After reading the recent article that got my attention from 1up.com, I can't help but to have mixed feelings about it.
Good because you have THE guy to talk to other than J. Allard talking 360 with 1up.com, but bad because of the beratement he recieved from the interviewer.
The first page of questions were pretty decent and focused on the 360. The second page, on the other hand, started off with questions about the 360 overheating and the lawsuit against Microsoft
Now I don't know about anyone else here but i've been into the lates/greatest in technology for QUITE some time now, and it's EXPECTED for some hardware to have glitches. It's the nature of the beast, and anyone who's been following technology for any amount of time knows this.
Right after firing that odd little salvo, the interviewer goes RIGHT into bashing the games.
Owning an Xbox 360, I can attest to my not wanting to purchase SOME games because they aren't up to snuff. *EA Sports, i'm looking RIGHT at you on this one...* The odd thing is that the reviewer brings up games like Need for Speed and King Kong and says they look marginally
different... Forgive me for dreaming all this time then, because those two games just happen to BLOW AWAY their Xbox counterparts! The gameplay is the same - that can't be denied - but the visual upgrade is enormous! I can't play Most Wanted on an Xbox any more because
of those upgrades.
Then the reviewer goes on to ask about the upgrade in visuals, saying that "With a lot of 360 games, the leap isn't there"
. Since when have game consoles been tapped dry of their possible power on day one? I could've sworn that doing that took time and learning the ins and outs of the console, but apparently for the reviewer, that's not enough. He wants the best the 360 can offer up front!
The next question was a good one, but the way it was asked and dragged out kinda bothered me. Backwards compatibility. He basically dragged out a bunch of questions choosing between good/bad selling Xbox games that are/aren't compatible with the 360 yet, then tries to make him look like a fool for not having those games backwards-compatible.
Am I the only person on the planet who realizes that the Xbox and the Xbox 360 have only the Hard Drive in common? The reasoning that BC is taking so long is because of a couple main factors:
The CPU in the Xbox is a 733MHz Intel Pentium, while the 360's CPU is a custom-made chip by IBM (based on the same design as the Cell processor, oddly enough for those who weren't in the know) that has 3 cores running at 3.25GHz, and each core has a hardware thread that can theoretically run at the same speed - therefore giving the 360 a theoretical 6 CPUs
. Each running at 3.25GHz.
The primary problem with this is that Intel and IBM are two completely different platforms for processing and therefore have completely different instructions. The IBM chip is powerful enough to emulate the Intel chip, but it's a time-consuming process.
The video cards are made by RIVAL COMPANIES. There are a bunch of things that nVidia codes in certain ways that ATI might either code in completely different ways - if at all. The BC takes a long time because each game needs to be figured out for it to work properly.
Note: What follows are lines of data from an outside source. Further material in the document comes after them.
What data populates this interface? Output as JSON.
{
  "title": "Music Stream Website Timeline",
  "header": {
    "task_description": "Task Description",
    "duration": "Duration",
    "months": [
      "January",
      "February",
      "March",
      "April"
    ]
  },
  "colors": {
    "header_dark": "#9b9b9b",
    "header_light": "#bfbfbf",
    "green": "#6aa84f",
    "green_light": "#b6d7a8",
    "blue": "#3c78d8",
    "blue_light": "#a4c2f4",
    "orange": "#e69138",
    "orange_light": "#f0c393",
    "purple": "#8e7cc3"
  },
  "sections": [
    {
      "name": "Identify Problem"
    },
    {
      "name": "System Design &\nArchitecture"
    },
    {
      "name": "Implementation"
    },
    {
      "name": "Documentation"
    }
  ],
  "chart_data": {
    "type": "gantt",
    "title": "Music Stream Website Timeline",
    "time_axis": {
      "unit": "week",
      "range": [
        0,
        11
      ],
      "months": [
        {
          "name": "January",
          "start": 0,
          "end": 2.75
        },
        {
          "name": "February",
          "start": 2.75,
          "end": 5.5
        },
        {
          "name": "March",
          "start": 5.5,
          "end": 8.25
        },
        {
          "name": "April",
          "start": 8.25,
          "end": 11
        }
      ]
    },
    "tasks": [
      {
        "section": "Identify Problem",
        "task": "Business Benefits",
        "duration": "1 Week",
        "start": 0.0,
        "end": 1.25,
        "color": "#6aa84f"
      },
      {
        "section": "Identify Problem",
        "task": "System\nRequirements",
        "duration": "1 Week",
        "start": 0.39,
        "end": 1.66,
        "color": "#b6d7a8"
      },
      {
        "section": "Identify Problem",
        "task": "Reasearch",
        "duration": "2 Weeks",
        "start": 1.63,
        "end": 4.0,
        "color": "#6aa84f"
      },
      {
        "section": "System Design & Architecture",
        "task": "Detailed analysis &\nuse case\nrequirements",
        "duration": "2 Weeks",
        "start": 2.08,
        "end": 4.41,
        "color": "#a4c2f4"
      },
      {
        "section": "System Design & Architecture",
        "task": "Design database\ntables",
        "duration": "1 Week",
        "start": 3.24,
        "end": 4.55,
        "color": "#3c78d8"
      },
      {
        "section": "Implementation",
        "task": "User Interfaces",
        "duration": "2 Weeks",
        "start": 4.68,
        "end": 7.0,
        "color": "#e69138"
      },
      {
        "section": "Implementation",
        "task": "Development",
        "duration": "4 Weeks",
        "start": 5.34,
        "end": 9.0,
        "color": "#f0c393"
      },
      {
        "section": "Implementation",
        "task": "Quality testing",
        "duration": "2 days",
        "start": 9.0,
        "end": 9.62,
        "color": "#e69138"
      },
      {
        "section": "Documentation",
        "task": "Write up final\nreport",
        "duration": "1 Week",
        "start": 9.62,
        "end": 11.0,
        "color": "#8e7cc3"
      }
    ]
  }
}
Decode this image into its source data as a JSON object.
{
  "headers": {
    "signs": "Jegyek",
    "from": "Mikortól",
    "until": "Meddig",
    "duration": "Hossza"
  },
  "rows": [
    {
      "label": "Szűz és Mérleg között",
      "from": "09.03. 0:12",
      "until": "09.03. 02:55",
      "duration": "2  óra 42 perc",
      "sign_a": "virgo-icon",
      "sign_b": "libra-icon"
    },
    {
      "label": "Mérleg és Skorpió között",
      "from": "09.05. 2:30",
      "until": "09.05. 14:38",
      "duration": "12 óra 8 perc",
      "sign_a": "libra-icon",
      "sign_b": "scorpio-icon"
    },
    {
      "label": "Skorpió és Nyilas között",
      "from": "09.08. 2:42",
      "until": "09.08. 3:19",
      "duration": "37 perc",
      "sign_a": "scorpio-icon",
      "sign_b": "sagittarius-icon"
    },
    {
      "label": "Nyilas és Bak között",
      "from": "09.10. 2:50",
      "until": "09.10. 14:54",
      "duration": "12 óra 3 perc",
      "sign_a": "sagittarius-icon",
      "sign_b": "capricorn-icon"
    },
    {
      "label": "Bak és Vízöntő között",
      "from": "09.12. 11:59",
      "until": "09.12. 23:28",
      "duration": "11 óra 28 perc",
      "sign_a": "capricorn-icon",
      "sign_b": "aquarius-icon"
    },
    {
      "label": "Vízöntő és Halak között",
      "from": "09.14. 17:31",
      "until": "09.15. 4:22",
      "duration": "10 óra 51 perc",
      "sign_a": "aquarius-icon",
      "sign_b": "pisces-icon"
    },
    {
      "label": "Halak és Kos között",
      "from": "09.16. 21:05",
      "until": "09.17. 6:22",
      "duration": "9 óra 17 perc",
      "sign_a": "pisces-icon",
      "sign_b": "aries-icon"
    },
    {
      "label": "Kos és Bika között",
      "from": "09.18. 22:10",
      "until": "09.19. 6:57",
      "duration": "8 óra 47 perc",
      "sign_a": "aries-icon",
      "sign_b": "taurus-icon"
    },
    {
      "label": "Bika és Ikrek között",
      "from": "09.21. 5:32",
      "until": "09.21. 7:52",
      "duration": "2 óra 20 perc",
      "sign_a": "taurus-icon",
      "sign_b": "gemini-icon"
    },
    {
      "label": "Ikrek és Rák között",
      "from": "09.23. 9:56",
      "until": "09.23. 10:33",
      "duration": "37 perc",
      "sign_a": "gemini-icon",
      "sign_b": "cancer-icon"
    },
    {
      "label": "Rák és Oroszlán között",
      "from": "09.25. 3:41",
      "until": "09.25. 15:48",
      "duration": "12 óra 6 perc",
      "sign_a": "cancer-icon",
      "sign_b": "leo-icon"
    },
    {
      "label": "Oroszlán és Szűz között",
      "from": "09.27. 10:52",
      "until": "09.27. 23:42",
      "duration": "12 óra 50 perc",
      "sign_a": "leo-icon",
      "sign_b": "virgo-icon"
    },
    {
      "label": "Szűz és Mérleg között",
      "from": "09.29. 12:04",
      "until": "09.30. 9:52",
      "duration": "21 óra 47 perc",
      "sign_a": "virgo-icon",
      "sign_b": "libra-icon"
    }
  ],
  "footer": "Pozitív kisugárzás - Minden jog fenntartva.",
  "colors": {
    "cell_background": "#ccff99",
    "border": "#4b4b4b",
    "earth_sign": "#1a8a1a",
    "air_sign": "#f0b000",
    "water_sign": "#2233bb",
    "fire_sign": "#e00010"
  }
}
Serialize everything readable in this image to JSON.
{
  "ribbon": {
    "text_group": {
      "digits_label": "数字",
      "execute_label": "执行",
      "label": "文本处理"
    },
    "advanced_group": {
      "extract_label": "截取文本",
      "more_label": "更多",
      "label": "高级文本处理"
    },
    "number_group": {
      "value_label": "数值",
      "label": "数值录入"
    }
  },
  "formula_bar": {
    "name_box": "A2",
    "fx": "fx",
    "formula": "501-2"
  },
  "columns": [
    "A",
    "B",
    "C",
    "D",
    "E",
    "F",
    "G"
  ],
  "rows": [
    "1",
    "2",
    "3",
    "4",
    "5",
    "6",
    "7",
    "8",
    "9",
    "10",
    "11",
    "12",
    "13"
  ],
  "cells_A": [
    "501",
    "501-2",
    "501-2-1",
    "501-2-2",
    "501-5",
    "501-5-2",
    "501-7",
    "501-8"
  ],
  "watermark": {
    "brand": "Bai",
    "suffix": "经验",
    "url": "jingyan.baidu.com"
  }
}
They basically have to reverse-engineer anything
that is assigned to the video card, then re-engineer
it to work via software on the 360.
Sound complicated? You bet your ass, it is. Just remember that they're constantly working on more games to add to the BC list. Let them work on it!
The last bit of the interview had an odd question about what Peter would give up to have Mario Creator Shigeru Miyamoto develop games on the Xbox. As odd as it is it's an interesting question, but not one that has any relevance. The interview is then finished with asking the normal game/competition questions, but those didn't bother me that much.
Hopefully before the next time they have anyone of importance to interview, maybe they should have a couple articles educating the public on things that might require them to think a little harder about how these gray areas work. Maybe before they get sent to the public, they can educate the staff...
You can catch the article here